am deeply saddened to see that the ancient Cayman Dry Forest just off Beach Bay
road has been sold off and divided into small residential lots.
and other rare hardwoods hundreds of years old are being hacked down with reckless
abandon, taking with them indigenous orchid species, cacti and animals found
nowhere else on Earth.
home owner ideal over there seems to be to clear the lots of ALL vegetation in
order to build houses that neighbours who have had the same idea can see
directly into. It defies logic to not at least save at least a few of the trees
on your property, I guess shade and privacy is overrated.
are a few exceptions where clumps of trees have been preserved by some but
nowhere near enough. The developers and owners should be working with the
National Trust and Department of Environment deciding on the best way to find a
balance between conservation and the need for more residential space. Could
some lots not be left alone completely so that residents and birds could still
enjoy some of the beauty left or is this area destined to be another dreary,
bare suburb devoid of any nature?
is another tragic example of Cayman selling its soul and destroying its
environment for short term financial gain. Ask the Easter Islanders how it

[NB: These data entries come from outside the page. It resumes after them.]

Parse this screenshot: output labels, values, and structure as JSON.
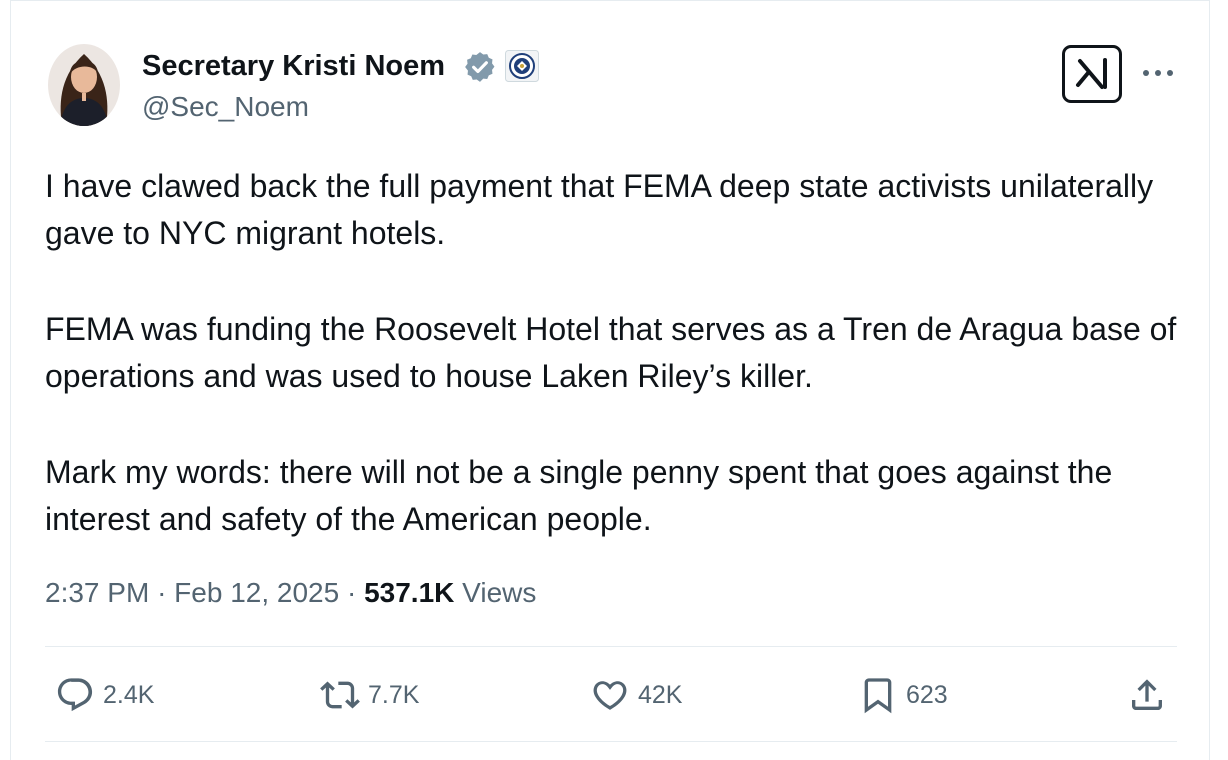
{
  "author": {
    "name": "Secretary Kristi Noem",
    "handle": "@Sec_Noem"
  },
  "tweet": {
    "paragraphs": [
      "I have clawed back the full payment that FEMA deep state activists unilaterally gave to NYC migrant hotels.",
      "FEMA was funding the Roosevelt Hotel that serves as a Tren de Aragua base of operations and was used to house Laken Riley’s killer.",
      "Mark my words: there will not be a single penny spent that goes against the interest and safety of the American people."
    ],
    "time": "2:37 PM",
    "date": "Feb 12, 2025",
    "separator": "·",
    "views_count": "537.1K",
    "views_label": "Views"
  },
  "actions": {
    "replies": "2.4K",
    "reposts": "7.7K",
    "likes": "42K",
    "bookmarks": "623"
  },
  "icons": {
    "verified": "verified-badge-icon",
    "affiliate": "dhs-seal-icon",
    "grok": "grok-icon",
    "more": "more-icon",
    "reply": "reply-icon",
    "repost": "repost-icon",
    "like": "like-icon",
    "bookmark": "bookmark-icon",
    "share": "share-icon"
  },
  "colors": {
    "text": "#0f1419",
    "secondary": "#536471",
    "verified_badge": "#829aab",
    "border": "#e6ecf0"
  }
}
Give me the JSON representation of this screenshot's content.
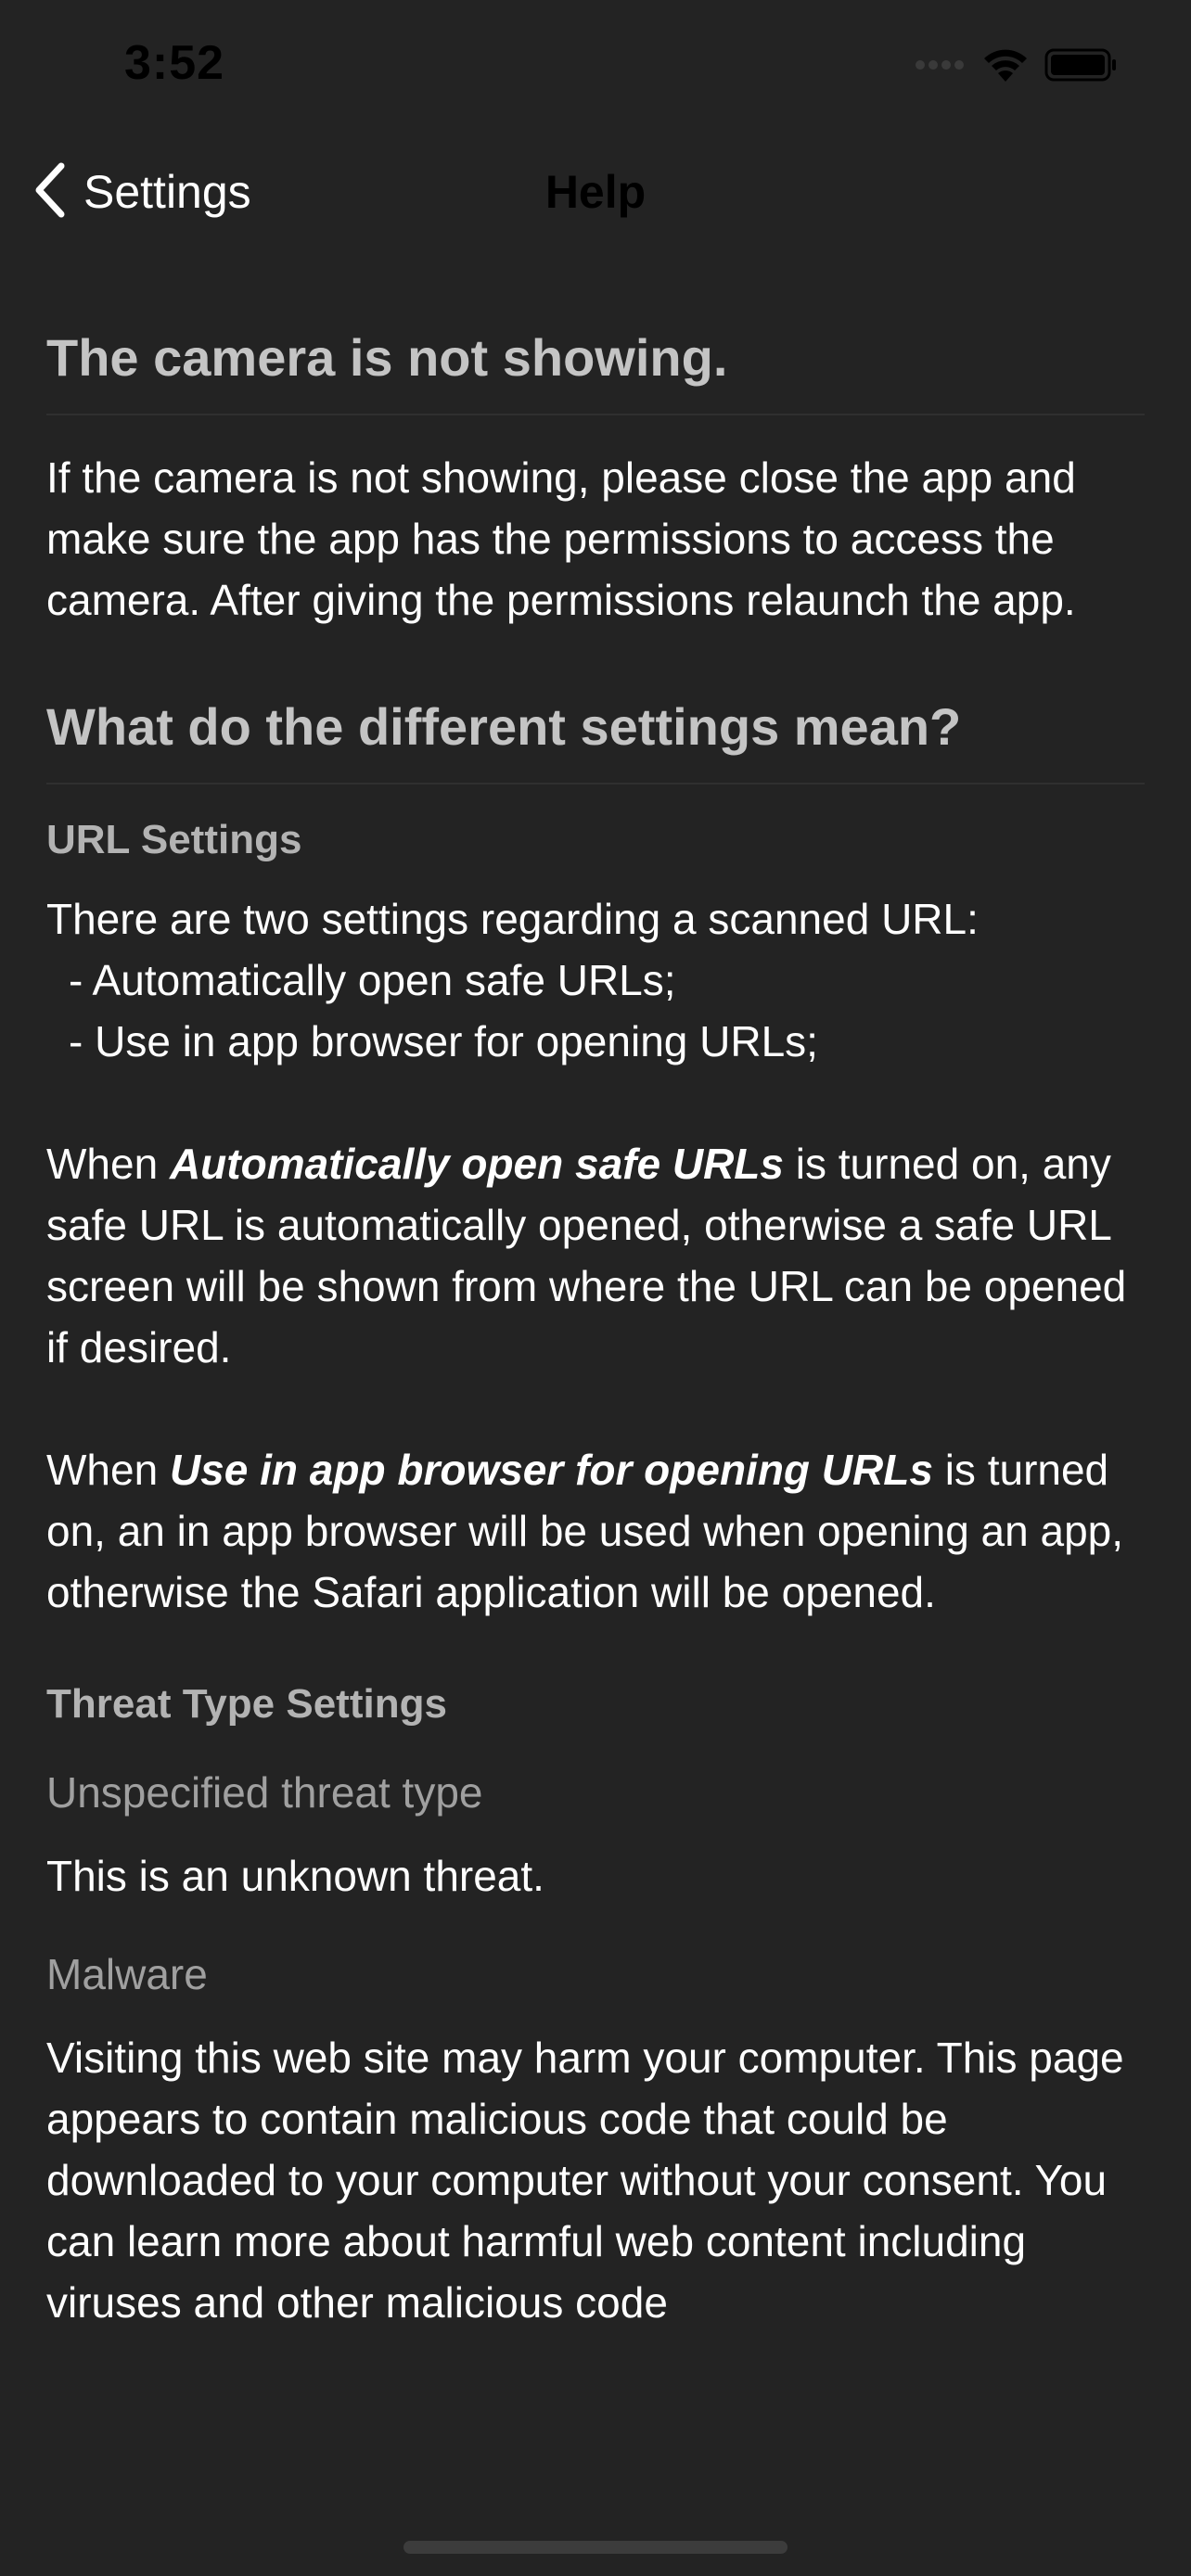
{
  "status_bar": {
    "time": "3:52",
    "icons": [
      "signal-icon",
      "wifi-icon",
      "battery-icon"
    ]
  },
  "nav": {
    "back_label": "Settings",
    "title": "Help"
  },
  "camera_section": {
    "heading": "The camera is not showing.",
    "body": "If the camera is not showing, please close the app and make sure the app has the permissions to access the camera. After giving the permissions relaunch the app."
  },
  "settings_section": {
    "heading": "What do the different settings mean?",
    "url_settings": {
      "title": "URL Settings",
      "intro": "There are two settings regarding a scanned URL:",
      "options": [
        "- Automatically open safe URLs;",
        "- Use in app browser for opening URLs;"
      ],
      "auto_open": {
        "prefix": "When ",
        "emphasis": "Automatically open safe URLs",
        "suffix": " is turned on, any safe URL is automatically opened, otherwise a safe URL screen will be shown from where the URL can be opened if desired."
      },
      "in_app": {
        "prefix": "When ",
        "emphasis": "Use in app browser for opening URLs",
        "suffix": " is turned on, an in app browser will be used when opening an app, otherwise the Safari application will be opened."
      }
    },
    "threat_settings": {
      "title": "Threat Type Settings",
      "types": [
        {
          "name": "Unspecified threat type",
          "description": "This is an unknown threat."
        },
        {
          "name": "Malware",
          "description": "Visiting this web site may harm your computer. This page appears to contain malicious code that could be downloaded to your computer without your consent. You can learn more about harmful web content including viruses and other malicious code"
        }
      ]
    }
  },
  "colors": {
    "background": "#232323",
    "heading": "#c4c4c4",
    "subheading": "#b3b3b3",
    "threat_name": "#a0a0a0",
    "text": "#ffffff"
  }
}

worked out for them after they chopped down every last tree on their island.